Here are some entries. Repeat all of them exactly.

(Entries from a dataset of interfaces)
____

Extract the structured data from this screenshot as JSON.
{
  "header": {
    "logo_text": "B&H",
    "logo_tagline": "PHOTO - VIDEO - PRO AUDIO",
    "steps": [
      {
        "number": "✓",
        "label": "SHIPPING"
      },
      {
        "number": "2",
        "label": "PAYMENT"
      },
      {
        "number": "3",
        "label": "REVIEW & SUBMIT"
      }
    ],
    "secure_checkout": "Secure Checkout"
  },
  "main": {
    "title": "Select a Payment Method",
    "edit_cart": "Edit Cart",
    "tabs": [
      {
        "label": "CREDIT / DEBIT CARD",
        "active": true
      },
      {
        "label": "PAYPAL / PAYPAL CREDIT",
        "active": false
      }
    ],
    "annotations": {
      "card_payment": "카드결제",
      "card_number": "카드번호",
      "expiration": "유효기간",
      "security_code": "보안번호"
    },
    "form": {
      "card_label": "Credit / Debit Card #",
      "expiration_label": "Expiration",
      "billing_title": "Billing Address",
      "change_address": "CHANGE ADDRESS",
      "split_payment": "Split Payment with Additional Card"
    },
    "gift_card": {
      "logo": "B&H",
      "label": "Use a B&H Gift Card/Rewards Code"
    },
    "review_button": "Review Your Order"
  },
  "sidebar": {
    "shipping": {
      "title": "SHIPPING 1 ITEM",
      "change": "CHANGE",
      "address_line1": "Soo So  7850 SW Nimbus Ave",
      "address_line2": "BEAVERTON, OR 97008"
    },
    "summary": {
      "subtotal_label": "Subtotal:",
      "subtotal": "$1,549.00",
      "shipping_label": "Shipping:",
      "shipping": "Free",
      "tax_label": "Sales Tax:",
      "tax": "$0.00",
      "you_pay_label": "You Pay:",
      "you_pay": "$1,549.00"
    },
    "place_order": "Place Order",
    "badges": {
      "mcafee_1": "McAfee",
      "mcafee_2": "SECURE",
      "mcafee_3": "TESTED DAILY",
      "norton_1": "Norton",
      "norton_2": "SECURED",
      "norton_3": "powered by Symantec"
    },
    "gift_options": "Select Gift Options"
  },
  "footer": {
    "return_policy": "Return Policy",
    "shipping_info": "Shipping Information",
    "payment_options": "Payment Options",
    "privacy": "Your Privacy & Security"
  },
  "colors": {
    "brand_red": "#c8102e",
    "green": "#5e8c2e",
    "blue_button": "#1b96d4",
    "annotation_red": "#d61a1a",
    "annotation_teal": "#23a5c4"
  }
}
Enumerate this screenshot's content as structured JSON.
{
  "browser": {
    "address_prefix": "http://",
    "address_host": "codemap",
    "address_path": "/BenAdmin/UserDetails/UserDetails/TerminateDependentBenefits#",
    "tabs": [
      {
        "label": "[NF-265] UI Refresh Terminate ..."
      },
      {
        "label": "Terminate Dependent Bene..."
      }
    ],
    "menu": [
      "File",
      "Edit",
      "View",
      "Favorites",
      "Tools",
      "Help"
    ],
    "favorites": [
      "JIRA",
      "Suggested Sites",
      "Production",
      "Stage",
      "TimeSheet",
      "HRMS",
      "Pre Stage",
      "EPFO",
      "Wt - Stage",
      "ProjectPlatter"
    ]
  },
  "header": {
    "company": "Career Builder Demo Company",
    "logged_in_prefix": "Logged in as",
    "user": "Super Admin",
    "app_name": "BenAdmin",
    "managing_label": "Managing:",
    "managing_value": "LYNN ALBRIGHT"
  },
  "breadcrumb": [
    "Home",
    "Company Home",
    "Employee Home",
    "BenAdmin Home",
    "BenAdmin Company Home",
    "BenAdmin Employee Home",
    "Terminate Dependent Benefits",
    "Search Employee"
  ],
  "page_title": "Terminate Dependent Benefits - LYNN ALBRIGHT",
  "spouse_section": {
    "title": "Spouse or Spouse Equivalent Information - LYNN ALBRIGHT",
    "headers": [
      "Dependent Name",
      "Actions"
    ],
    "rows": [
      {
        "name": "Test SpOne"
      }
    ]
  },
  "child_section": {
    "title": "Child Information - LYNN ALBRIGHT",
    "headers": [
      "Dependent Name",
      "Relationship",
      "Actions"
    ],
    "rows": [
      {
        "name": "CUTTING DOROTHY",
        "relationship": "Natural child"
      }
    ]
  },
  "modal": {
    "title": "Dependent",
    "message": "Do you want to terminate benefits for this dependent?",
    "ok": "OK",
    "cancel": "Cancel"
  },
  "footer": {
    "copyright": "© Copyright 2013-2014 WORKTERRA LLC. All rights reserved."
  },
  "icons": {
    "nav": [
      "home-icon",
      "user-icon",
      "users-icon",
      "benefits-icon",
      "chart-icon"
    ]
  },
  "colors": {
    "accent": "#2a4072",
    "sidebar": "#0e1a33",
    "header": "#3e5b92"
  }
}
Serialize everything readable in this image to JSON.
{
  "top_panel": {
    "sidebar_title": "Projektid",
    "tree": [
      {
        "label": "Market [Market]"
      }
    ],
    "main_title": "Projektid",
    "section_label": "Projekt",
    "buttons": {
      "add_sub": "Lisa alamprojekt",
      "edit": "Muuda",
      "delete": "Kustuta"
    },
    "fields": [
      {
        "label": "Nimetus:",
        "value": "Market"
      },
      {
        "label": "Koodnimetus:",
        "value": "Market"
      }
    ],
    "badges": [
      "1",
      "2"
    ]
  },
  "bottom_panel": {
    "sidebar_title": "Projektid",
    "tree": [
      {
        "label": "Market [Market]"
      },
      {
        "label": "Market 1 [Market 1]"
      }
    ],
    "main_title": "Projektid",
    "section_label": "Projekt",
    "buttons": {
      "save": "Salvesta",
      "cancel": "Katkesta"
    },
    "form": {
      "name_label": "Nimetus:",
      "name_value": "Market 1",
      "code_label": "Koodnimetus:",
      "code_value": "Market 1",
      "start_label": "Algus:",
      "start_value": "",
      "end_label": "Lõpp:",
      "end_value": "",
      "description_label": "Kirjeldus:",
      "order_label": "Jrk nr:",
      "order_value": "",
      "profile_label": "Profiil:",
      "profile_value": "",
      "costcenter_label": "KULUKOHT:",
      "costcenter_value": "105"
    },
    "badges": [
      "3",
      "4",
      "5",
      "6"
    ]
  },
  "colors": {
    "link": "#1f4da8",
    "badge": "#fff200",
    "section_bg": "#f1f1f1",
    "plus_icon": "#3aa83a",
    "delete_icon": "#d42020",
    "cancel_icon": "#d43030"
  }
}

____

EXPECTED OUTPUT
Extract the structured data from this screenshot as JSON.
{
  "header": {
    "logo_text": "B&H",
    "logo_tagline": "PHOTO - VIDEO - PRO AUDIO",
    "steps": [
      {
        "number": "✓",
        "label": "SHIPPING"
      },
      {
        "number": "2",
        "label": "PAYMENT"
      },
      {
        "number": "3",
        "label": "REVIEW & SUBMIT"
      }
    ],
    "secure_checkout": "Secure Checkout"
  },
  "main": {
    "title": "Select a Payment Method",
    "edit_cart": "Edit Cart",
    "tabs": [
      {
        "label": "CREDIT / DEBIT CARD",
        "active": true
      },
      {
        "label": "PAYPAL / PAYPAL CREDIT",
        "active": false
      }
    ],
    "annotations": {
      "card_payment": "카드결제",
      "card_number": "카드번호",
      "expiration": "유효기간",
      "security_code": "보안번호"
    },
    "form": {
      "card_label": "Credit / Debit Card #",
      "expiration_label": "Expiration",
      "billing_title": "Billing Address",
      "change_address": "CHANGE ADDRESS",
      "split_payment": "Split Payment with Additional Card"
    },
    "gift_card": {
      "logo": "B&H",
      "label": "Use a B&H Gift Card/Rewards Code"
    },
    "review_button": "Review Your Order"
  },
  "sidebar": {
    "shipping": {
      "title": "SHIPPING 1 ITEM",
      "change": "CHANGE",
      "address_line1": "Soo So  7850 SW Nimbus Ave",
      "address_line2": "BEAVERTON, OR 97008"
    },
    "summary": {
      "subtotal_label": "Subtotal:",
      "subtotal": "$1,549.00",
      "shipping_label": "Shipping:",
      "shipping": "Free",
      "tax_label": "Sales Tax:",
      "tax": "$0.00",
      "you_pay_label": "You Pay:",
      "you_pay": "$1,549.00"
    },
    "place_order": "Place Order",
    "badges": {
      "mcafee_1": "McAfee",
      "mcafee_2": "SECURE",
      "mcafee_3": "TESTED DAILY",
      "norton_1": "Norton",
      "norton_2": "SECURED",
      "norton_3": "powered by Symantec"
    },
    "gift_options": "Select Gift Options"
  },
  "footer": {
    "return_policy": "Return Policy",
    "shipping_info": "Shipping Information",
    "payment_options": "Payment Options",
    "privacy": "Your Privacy & Security"
  },
  "colors": {
    "brand_red": "#c8102e",
    "green": "#5e8c2e",
    "blue_button": "#1b96d4",
    "annotation_red": "#d61a1a",
    "annotation_teal": "#23a5c4"
  }
}
Enumerate this screenshot's content as structured JSON.
{
  "browser": {
    "address_prefix": "http://",
    "address_host": "codemap",
    "address_path": "/BenAdmin/UserDetails/UserDetails/TerminateDependentBenefits#",
    "tabs": [
      {
        "label": "[NF-265] UI Refresh Terminate ..."
      },
      {
        "label": "Terminate Dependent Bene..."
      }
    ],
    "menu": [
      "File",
      "Edit",
      "View",
      "Favorites",
      "Tools",
      "Help"
    ],
    "favorites": [
      "JIRA",
      "Suggested Sites",
      "Production",
      "Stage",
      "TimeSheet",
      "HRMS",
      "Pre Stage",
      "EPFO",
      "Wt - Stage",
      "ProjectPlatter"
    ]
  },
  "header": {
    "company": "Career Builder Demo Company",
    "logged_in_prefix": "Logged in as",
    "user": "Super Admin",
    "app_name": "BenAdmin",
    "managing_label": "Managing:",
    "managing_value": "LYNN ALBRIGHT"
  },
  "breadcrumb": [
    "Home",
    "Company Home",
    "Employee Home",
    "BenAdmin Home",
    "BenAdmin Company Home",
    "BenAdmin Employee Home",
    "Terminate Dependent Benefits",
    "Search Employee"
  ],
  "page_title": "Terminate Dependent Benefits - LYNN ALBRIGHT",
  "spouse_section": {
    "title": "Spouse or Spouse Equivalent Information - LYNN ALBRIGHT",
    "headers": [
      "Dependent Name",
      "Actions"
    ],
    "rows": [
      {
        "name": "Test SpOne"
      }
    ]
  },
  "child_section": {
    "title": "Child Information - LYNN ALBRIGHT",
    "headers": [
      "Dependent Name",
      "Relationship",
      "Actions"
    ],
    "rows": [
      {
        "name": "CUTTING DOROTHY",
        "relationship": "Natural child"
      }
    ]
  },
  "modal": {
    "title": "Dependent",
    "message": "Do you want to terminate benefits for this dependent?",
    "ok": "OK",
    "cancel": "Cancel"
  },
  "footer": {
    "copyright": "© Copyright 2013-2014 WORKTERRA LLC. All rights reserved."
  },
  "icons": {
    "nav": [
      "home-icon",
      "user-icon",
      "users-icon",
      "benefits-icon",
      "chart-icon"
    ]
  },
  "colors": {
    "accent": "#2a4072",
    "sidebar": "#0e1a33",
    "header": "#3e5b92"
  }
}
Serialize everything readable in this image to JSON.
{
  "top_panel": {
    "sidebar_title": "Projektid",
    "tree": [
      {
        "label": "Market [Market]"
      }
    ],
    "main_title": "Projektid",
    "section_label": "Projekt",
    "buttons": {
      "add_sub": "Lisa alamprojekt",
      "edit": "Muuda",
      "delete": "Kustuta"
    },
    "fields": [
      {
        "label": "Nimetus:",
        "value": "Market"
      },
      {
        "label": "Koodnimetus:",
        "value": "Market"
      }
    ],
    "badges": [
      "1",
      "2"
    ]
  },
  "bottom_panel": {
    "sidebar_title": "Projektid",
    "tree": [
      {
        "label": "Market [Market]"
      },
      {
        "label": "Market 1 [Market 1]"
      }
    ],
    "main_title": "Projektid",
    "section_label": "Projekt",
    "buttons": {
      "save": "Salvesta",
      "cancel": "Katkesta"
    },
    "form": {
      "name_label": "Nimetus:",
      "name_value": "Market 1",
      "code_label": "Koodnimetus:",
      "code_value": "Market 1",
      "start_label": "Algus:",
      "start_value": "",
      "end_label": "Lõpp:",
      "end_value": "",
      "description_label": "Kirjeldus:",
      "order_label": "Jrk nr:",
      "order_value": "",
      "profile_label": "Profiil:",
      "profile_value": "",
      "costcenter_label": "KULUKOHT:",
      "costcenter_value": "105"
    },
    "badges": [
      "3",
      "4",
      "5",
      "6"
    ]
  },
  "colors": {
    "link": "#1f4da8",
    "badge": "#fff200",
    "section_bg": "#f1f1f1",
    "plus_icon": "#3aa83a",
    "delete_icon": "#d42020",
    "cancel_icon": "#d43030"
  }
}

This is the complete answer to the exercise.